» Instructions for the task:
Each line in the entries below that holds the string "provide" must be copied.

(Data records for software interfaces)

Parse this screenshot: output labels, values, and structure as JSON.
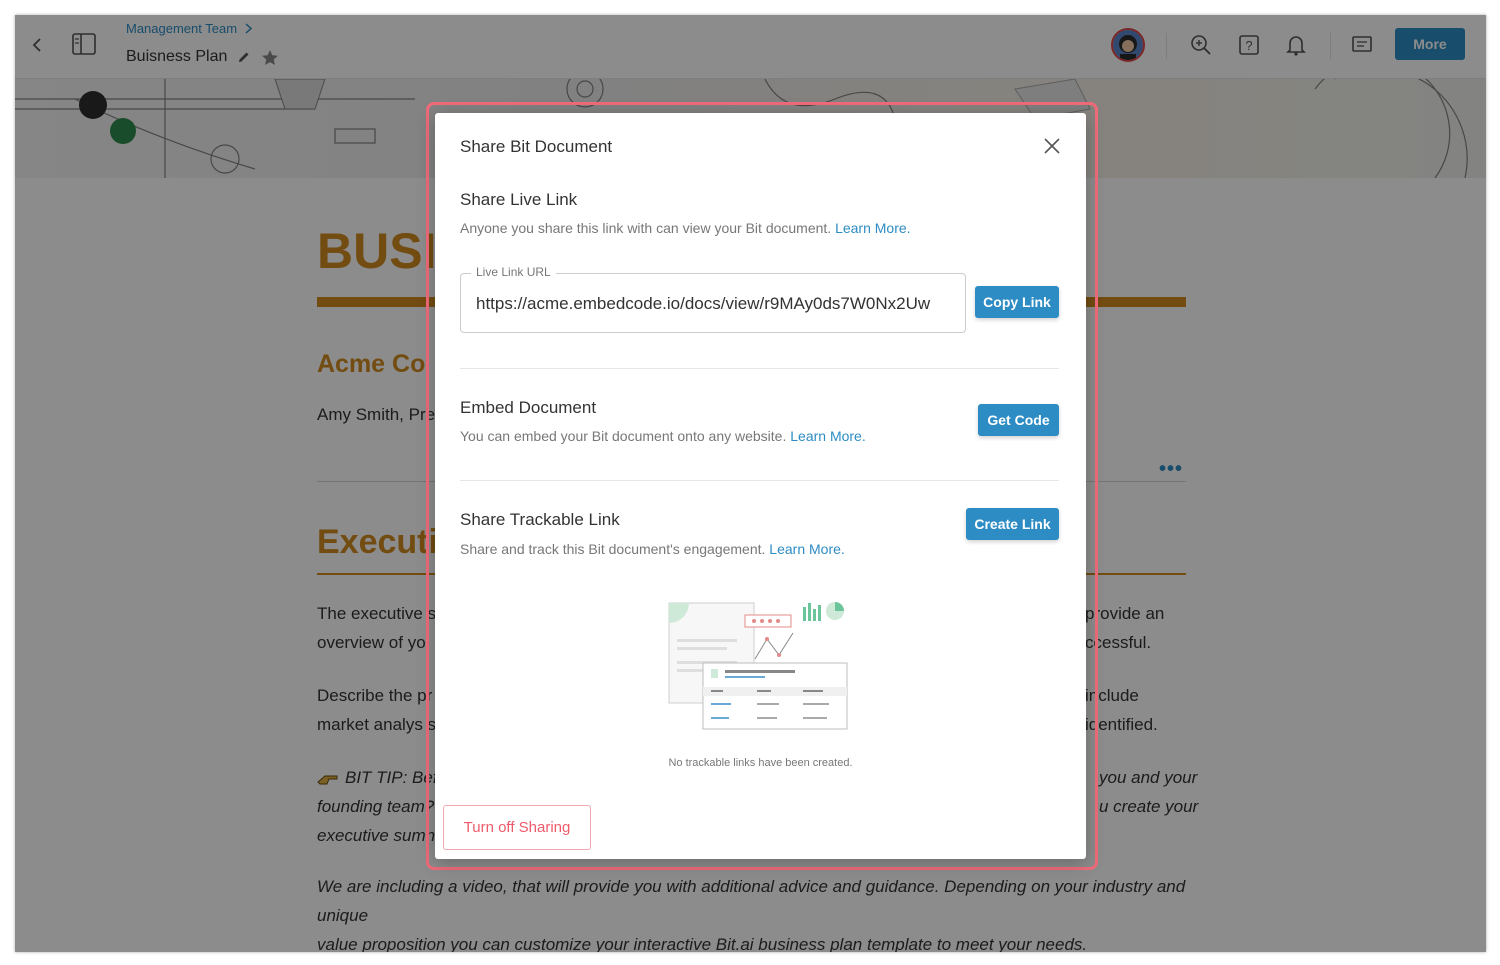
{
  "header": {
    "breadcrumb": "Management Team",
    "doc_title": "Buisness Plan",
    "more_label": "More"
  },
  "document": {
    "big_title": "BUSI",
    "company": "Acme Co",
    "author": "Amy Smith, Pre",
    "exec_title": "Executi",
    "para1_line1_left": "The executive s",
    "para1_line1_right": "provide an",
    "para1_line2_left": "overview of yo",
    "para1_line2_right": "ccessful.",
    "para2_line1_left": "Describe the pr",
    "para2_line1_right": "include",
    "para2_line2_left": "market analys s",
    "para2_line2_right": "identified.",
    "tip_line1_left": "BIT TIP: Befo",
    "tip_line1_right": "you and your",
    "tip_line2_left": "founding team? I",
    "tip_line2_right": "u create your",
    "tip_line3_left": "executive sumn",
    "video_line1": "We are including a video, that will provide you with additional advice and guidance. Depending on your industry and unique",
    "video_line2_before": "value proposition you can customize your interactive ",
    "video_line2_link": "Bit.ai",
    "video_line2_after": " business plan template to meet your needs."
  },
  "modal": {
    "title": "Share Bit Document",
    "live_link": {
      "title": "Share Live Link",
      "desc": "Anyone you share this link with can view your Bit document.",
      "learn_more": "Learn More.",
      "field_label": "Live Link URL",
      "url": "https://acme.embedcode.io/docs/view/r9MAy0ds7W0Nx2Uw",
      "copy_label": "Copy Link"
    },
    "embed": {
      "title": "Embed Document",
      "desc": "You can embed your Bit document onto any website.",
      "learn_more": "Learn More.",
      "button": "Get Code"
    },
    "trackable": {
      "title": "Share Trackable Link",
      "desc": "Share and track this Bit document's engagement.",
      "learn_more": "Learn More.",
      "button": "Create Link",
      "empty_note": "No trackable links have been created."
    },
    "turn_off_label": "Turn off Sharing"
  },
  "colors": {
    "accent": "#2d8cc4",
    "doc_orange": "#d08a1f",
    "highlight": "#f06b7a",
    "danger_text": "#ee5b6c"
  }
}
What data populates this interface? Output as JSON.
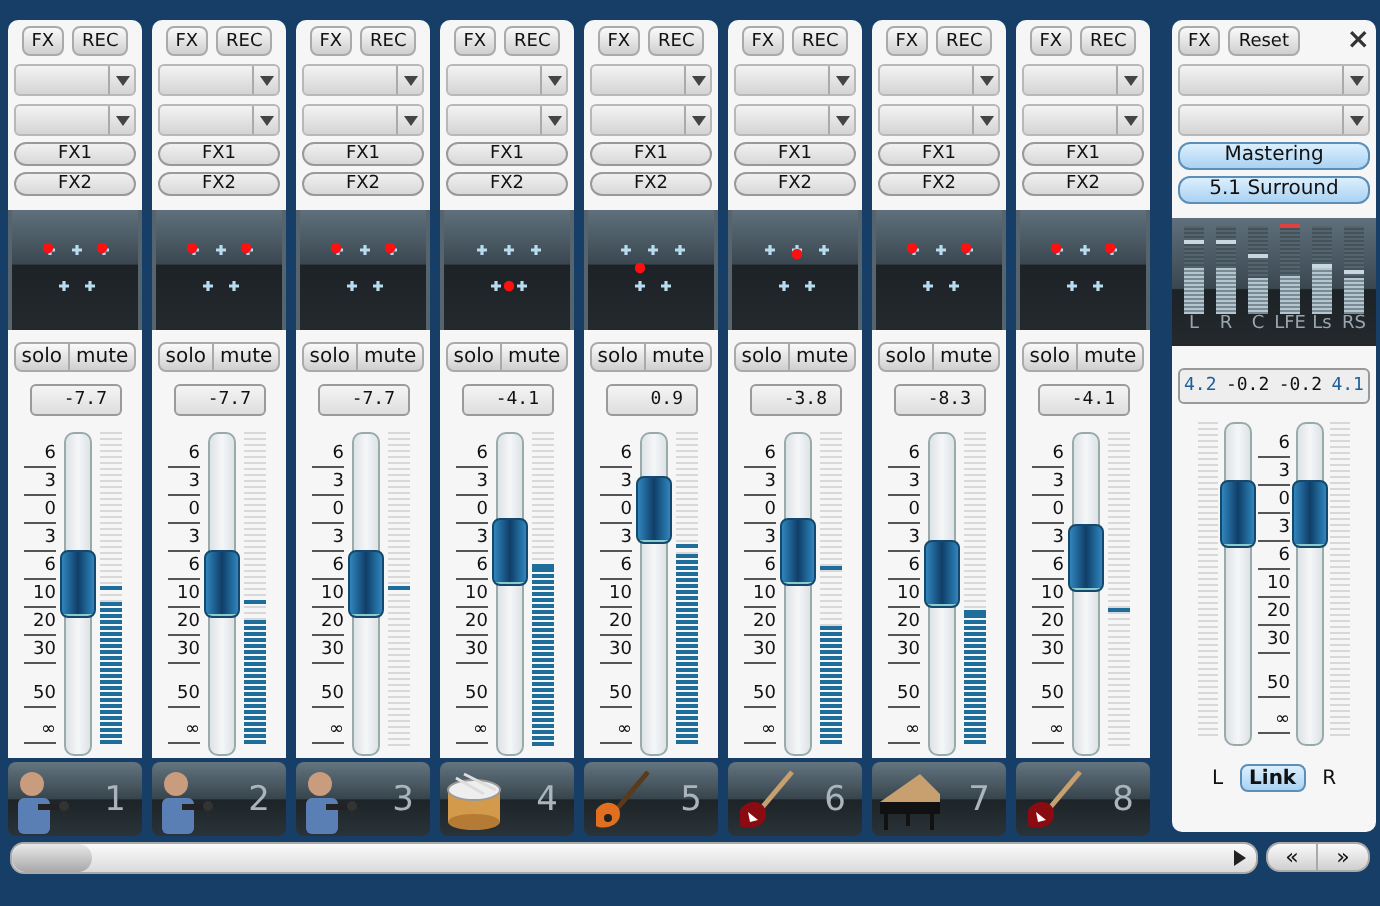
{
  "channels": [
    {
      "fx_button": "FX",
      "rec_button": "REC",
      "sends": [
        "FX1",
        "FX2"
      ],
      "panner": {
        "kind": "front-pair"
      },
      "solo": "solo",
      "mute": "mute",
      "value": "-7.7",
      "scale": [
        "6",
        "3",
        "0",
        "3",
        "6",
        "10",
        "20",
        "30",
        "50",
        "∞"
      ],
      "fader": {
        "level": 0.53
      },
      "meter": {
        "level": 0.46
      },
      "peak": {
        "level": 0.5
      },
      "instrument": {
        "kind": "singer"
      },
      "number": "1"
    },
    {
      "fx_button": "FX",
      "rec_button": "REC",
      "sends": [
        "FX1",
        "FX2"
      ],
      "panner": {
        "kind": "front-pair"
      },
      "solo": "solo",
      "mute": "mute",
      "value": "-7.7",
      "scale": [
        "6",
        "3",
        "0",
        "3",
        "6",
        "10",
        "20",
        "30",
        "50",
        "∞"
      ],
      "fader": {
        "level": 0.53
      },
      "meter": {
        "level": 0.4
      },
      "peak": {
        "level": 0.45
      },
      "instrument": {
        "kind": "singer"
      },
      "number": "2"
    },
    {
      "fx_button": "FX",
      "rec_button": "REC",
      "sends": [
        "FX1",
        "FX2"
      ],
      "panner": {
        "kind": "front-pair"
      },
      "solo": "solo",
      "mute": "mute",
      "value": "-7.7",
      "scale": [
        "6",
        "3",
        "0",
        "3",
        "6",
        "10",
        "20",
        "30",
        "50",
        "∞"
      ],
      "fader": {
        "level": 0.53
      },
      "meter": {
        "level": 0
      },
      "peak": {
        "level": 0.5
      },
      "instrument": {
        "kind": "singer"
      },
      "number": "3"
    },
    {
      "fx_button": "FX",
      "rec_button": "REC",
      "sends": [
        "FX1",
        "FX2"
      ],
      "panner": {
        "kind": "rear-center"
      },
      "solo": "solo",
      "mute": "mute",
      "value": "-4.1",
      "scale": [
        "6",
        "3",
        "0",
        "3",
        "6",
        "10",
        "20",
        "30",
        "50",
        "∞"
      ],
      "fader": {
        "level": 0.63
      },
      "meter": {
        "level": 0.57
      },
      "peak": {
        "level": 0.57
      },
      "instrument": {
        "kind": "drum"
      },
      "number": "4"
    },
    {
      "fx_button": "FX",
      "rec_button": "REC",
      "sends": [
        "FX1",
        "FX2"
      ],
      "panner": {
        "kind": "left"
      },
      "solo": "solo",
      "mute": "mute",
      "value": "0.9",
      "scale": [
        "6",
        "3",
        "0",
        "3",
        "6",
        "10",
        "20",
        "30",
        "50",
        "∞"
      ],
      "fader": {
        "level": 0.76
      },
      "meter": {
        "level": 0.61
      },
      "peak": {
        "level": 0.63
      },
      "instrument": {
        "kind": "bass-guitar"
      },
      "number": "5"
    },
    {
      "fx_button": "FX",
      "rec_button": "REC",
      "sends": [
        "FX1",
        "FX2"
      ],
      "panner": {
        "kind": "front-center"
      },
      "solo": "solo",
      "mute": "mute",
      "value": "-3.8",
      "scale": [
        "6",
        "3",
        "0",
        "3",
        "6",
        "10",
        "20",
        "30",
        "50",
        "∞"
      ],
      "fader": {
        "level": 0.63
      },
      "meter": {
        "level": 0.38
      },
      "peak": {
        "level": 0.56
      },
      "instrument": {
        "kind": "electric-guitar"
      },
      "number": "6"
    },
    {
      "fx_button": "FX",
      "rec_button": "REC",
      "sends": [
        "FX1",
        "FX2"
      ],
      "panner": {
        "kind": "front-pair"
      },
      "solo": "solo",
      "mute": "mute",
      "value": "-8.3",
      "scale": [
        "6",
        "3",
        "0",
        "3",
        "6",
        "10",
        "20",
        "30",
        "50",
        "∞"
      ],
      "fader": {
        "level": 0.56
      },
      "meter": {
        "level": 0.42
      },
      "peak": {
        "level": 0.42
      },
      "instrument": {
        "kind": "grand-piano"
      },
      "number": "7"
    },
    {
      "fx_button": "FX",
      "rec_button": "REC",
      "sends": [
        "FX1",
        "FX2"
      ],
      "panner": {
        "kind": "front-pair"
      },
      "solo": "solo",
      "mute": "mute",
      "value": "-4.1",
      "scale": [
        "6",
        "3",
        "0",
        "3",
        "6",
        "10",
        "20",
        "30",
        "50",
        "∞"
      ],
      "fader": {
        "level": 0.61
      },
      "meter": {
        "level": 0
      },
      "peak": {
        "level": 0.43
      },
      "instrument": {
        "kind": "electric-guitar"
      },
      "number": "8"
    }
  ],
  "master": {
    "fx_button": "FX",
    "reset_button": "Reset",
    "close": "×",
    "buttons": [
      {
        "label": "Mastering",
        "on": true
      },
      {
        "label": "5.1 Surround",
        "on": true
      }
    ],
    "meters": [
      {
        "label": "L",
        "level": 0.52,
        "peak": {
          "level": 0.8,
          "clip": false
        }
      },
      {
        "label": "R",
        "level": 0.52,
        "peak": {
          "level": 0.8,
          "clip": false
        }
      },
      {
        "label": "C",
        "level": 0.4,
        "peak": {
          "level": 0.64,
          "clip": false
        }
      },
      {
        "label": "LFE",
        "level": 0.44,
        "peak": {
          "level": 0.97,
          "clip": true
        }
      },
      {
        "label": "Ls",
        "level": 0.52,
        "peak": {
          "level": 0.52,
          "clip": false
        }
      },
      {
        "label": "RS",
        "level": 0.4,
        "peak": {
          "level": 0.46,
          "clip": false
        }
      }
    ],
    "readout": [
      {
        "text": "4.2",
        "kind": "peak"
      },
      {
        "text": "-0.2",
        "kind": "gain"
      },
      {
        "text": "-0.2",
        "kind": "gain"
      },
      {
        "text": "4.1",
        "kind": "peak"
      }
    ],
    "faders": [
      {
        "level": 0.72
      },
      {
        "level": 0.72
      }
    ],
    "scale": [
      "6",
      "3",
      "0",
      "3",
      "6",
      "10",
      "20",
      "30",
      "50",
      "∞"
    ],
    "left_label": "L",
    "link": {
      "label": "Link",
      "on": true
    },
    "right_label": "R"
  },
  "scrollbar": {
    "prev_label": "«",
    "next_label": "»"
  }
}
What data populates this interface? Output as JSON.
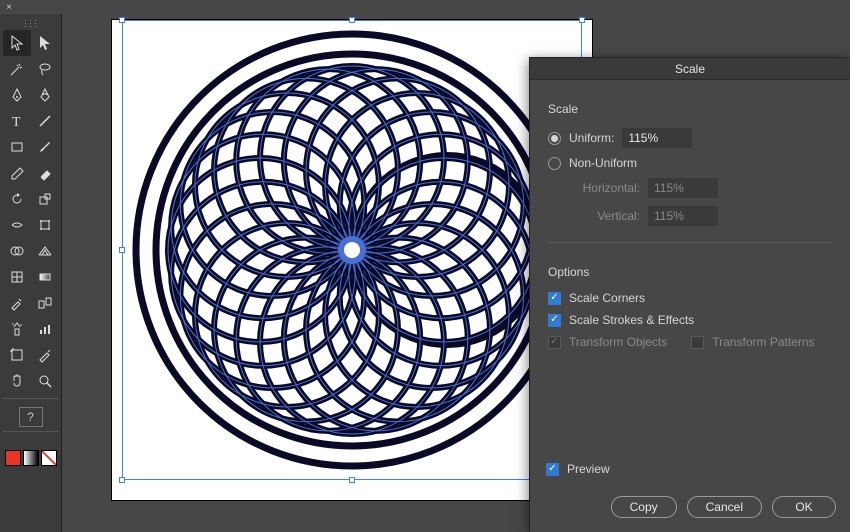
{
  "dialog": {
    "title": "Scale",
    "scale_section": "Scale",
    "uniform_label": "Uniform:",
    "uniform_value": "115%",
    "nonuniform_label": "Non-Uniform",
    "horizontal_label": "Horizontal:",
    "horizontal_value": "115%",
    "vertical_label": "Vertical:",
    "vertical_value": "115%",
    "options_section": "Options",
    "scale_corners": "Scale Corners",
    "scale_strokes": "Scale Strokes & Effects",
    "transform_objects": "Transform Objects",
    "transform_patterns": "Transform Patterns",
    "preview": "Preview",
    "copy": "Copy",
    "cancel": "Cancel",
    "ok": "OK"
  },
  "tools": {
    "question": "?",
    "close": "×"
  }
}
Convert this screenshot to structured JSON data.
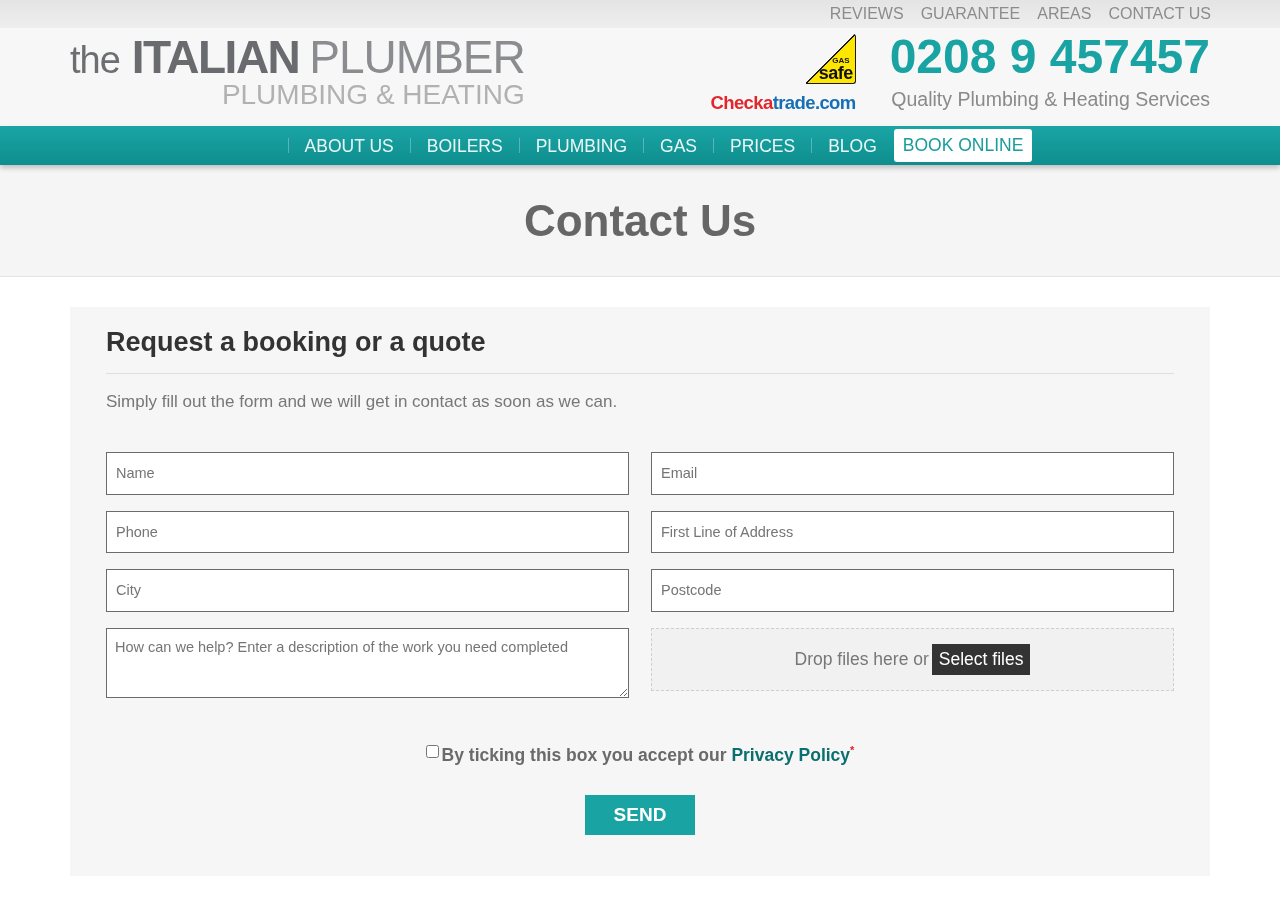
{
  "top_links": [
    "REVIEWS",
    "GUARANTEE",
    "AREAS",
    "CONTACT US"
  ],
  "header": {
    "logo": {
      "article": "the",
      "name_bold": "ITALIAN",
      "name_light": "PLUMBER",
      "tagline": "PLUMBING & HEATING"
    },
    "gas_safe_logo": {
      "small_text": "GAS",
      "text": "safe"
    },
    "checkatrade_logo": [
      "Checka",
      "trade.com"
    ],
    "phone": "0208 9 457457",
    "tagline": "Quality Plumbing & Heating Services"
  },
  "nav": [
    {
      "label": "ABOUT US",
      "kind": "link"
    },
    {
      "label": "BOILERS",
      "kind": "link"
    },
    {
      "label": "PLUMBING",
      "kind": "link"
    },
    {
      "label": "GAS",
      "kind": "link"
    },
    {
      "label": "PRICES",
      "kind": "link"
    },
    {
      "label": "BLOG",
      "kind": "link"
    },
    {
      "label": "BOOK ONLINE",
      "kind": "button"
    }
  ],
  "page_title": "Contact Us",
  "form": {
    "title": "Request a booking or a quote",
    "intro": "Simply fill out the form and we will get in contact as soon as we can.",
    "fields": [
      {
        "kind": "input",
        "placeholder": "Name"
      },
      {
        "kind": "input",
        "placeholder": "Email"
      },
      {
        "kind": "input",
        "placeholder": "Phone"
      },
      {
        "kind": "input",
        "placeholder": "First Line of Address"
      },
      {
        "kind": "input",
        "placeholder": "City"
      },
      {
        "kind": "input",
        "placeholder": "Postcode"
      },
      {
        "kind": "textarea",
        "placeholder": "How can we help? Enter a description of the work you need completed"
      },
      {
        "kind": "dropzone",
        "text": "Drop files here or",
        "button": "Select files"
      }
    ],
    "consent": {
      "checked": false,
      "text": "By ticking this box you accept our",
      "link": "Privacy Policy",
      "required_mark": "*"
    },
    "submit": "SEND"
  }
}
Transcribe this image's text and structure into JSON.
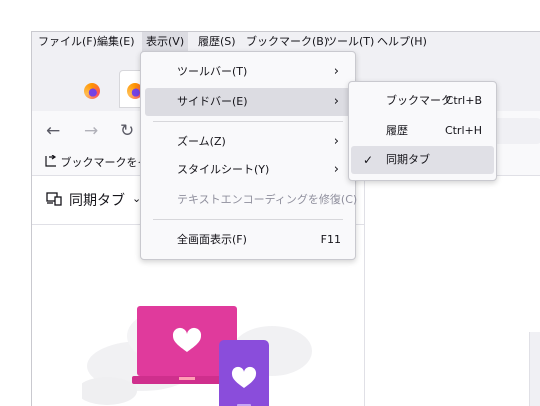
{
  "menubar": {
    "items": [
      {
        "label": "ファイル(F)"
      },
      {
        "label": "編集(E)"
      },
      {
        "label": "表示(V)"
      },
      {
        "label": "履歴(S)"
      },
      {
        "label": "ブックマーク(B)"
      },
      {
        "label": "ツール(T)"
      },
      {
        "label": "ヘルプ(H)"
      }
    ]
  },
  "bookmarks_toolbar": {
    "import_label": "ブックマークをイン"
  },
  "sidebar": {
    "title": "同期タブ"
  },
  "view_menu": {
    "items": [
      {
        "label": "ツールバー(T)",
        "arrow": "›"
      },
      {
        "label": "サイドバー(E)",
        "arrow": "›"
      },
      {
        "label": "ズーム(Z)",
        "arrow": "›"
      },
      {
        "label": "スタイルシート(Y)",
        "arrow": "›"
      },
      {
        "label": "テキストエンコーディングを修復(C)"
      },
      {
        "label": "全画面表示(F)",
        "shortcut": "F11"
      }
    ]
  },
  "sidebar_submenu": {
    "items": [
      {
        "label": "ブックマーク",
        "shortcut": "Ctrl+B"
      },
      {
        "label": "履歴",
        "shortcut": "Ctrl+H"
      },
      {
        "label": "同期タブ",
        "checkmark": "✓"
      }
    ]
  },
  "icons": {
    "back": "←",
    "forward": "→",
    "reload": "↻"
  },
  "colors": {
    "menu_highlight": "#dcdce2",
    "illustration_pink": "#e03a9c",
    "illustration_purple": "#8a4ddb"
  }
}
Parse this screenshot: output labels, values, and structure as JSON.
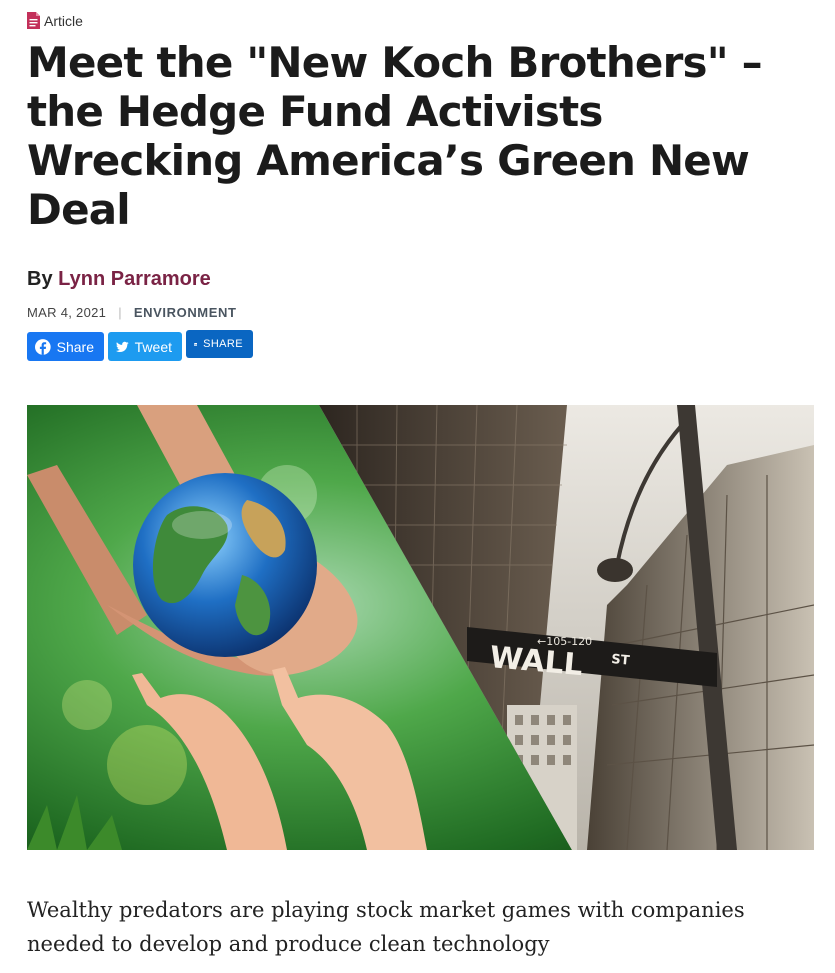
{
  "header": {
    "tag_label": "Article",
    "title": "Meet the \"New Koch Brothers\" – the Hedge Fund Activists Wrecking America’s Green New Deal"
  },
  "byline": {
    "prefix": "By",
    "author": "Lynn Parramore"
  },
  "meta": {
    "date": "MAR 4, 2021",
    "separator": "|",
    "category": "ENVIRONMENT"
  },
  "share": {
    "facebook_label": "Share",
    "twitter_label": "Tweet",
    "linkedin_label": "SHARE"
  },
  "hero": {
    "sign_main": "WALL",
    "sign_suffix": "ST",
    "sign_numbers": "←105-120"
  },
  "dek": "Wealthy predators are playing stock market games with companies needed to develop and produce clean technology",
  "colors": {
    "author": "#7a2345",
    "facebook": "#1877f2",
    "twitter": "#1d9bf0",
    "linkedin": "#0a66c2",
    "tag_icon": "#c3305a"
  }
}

» Answer below:
    "para1_line1_right": "provide an",
    "video_line1": "We are including a video, that will provide you with additional advice and guidance. Depending on your industry and unique",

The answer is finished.